by Arline L. Bronzaft, Ph.D., Board of Directors, GrowNYC, and Co-founder, The Quiet Coalition
In an earlier post on noise complaints, I referred to an article that said nonresidential noise complaints about noises from outside of homes, especially from construction, have gone down in New York City due to the lockdown. By contrast that article noted that residential neighbor-to-neighbor complaints held steady.
Now, several weeks later, Sankalp Gulati in his article “Tracking post-pandemic normalcy: noise complaints in NYC” reports that commercial noise complaints–especially from bars and pubs–“have slumped” during the lockdown, whereas residential noise complaints, e.g. loud television, loud music, loud talking and banging, have increased. This can be readily understood in that people are staying home, both during the day and in the evening. And, as the article notes, many people are playing loud music.
Gulati based his article on the noise complaints registered with 311. I don’t know if he is presently monitoring noise complaints to 311 but if he is, I would like him to know that New Yorkers were told two weeks ago not to call 311 with “traditional” complaints because the operators were focusing on the coronavirus pandemic.

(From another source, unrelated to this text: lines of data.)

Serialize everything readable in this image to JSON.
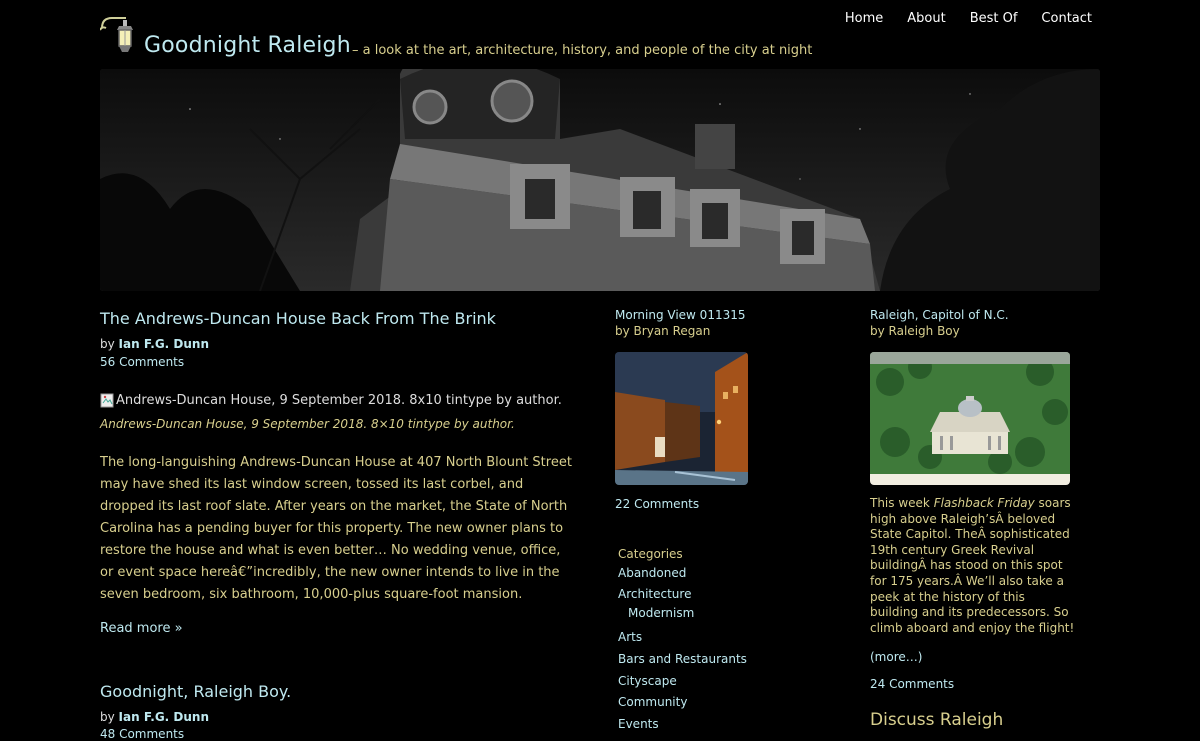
{
  "header": {
    "site_title": "Goodnight Raleigh",
    "tagline": "– a look at the art, architecture, history, and people of the city at night",
    "nav": [
      "Home",
      "About",
      "Best Of",
      "Contact"
    ]
  },
  "posts": [
    {
      "title": "The Andrews-Duncan House Back From The Brink",
      "by_label": "by",
      "author": "Ian F.G. Dunn",
      "comments": "56 Comments",
      "image_alt": "Andrews-Duncan House, 9 September 2018. 8x10 tintype by author.",
      "caption": "Andrews-Duncan House, 9 September 2018. 8×10 tintype by author.",
      "excerpt": "The long-languishing Andrews-Duncan House at 407 North Blount Street may have shed its last window screen, tossed its last corbel, and dropped its last roof slate. After years on the market, the State of North Carolina has a pending buyer for this property. The new owner plans to restore the house and what is even better… No wedding venue, office, or event space hereâ€”incredibly, the new owner intends to live in the seven bedroom, six bathroom, 10,000-plus square-foot mansion.",
      "read_more": "Read more »"
    },
    {
      "title": "Goodnight, Raleigh Boy.",
      "by_label": "by",
      "author": "Ian F.G. Dunn",
      "comments": "48 Comments"
    }
  ],
  "middle": {
    "feature": {
      "title": "Morning View 011315",
      "by_label": "by",
      "author": "Bryan Regan",
      "comments": "22 Comments"
    },
    "categories_heading": "Categories",
    "categories": [
      {
        "label": "Abandoned",
        "sub": false
      },
      {
        "label": "Architecture",
        "sub": false
      },
      {
        "label": "Modernism",
        "sub": true
      },
      {
        "label": "Arts",
        "sub": false
      },
      {
        "label": "Bars and Restaurants",
        "sub": false
      },
      {
        "label": "Cityscape",
        "sub": false
      },
      {
        "label": "Community",
        "sub": false
      },
      {
        "label": "Events",
        "sub": false
      }
    ]
  },
  "right": {
    "feature": {
      "title": "Raleigh, Capitol of N.C.",
      "by_label": "by",
      "author": "Raleigh Boy",
      "excerpt_pre": "This week ",
      "excerpt_em": "Flashback Friday",
      "excerpt_post": " soars high above Raleigh’sÂ beloved State Capitol. TheÂ sophisticated 19th century Greek Revival buildingÂ has stood on this spot for 175 years.Â We’ll also take a peek at the history of this building and its predecessors. So climb aboard and enjoy the flight!",
      "more": "(more…)",
      "comments": "24 Comments"
    },
    "discuss_heading": "Discuss Raleigh"
  },
  "colors": {
    "background": "#000000",
    "link": "#bfe9f0",
    "text_gold": "#d8cf8e",
    "text": "#dddddd"
  }
}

He goes on to say that examining the data “during the recovery phase of the pandemic” might be an indicator that New Yorkers were returning to their usual “social behavior and routines.”
I would hope that Gulati would continue his interest in noise and collect the data on noise complaints during the recovery phase of the pandemic and provide us with his findings.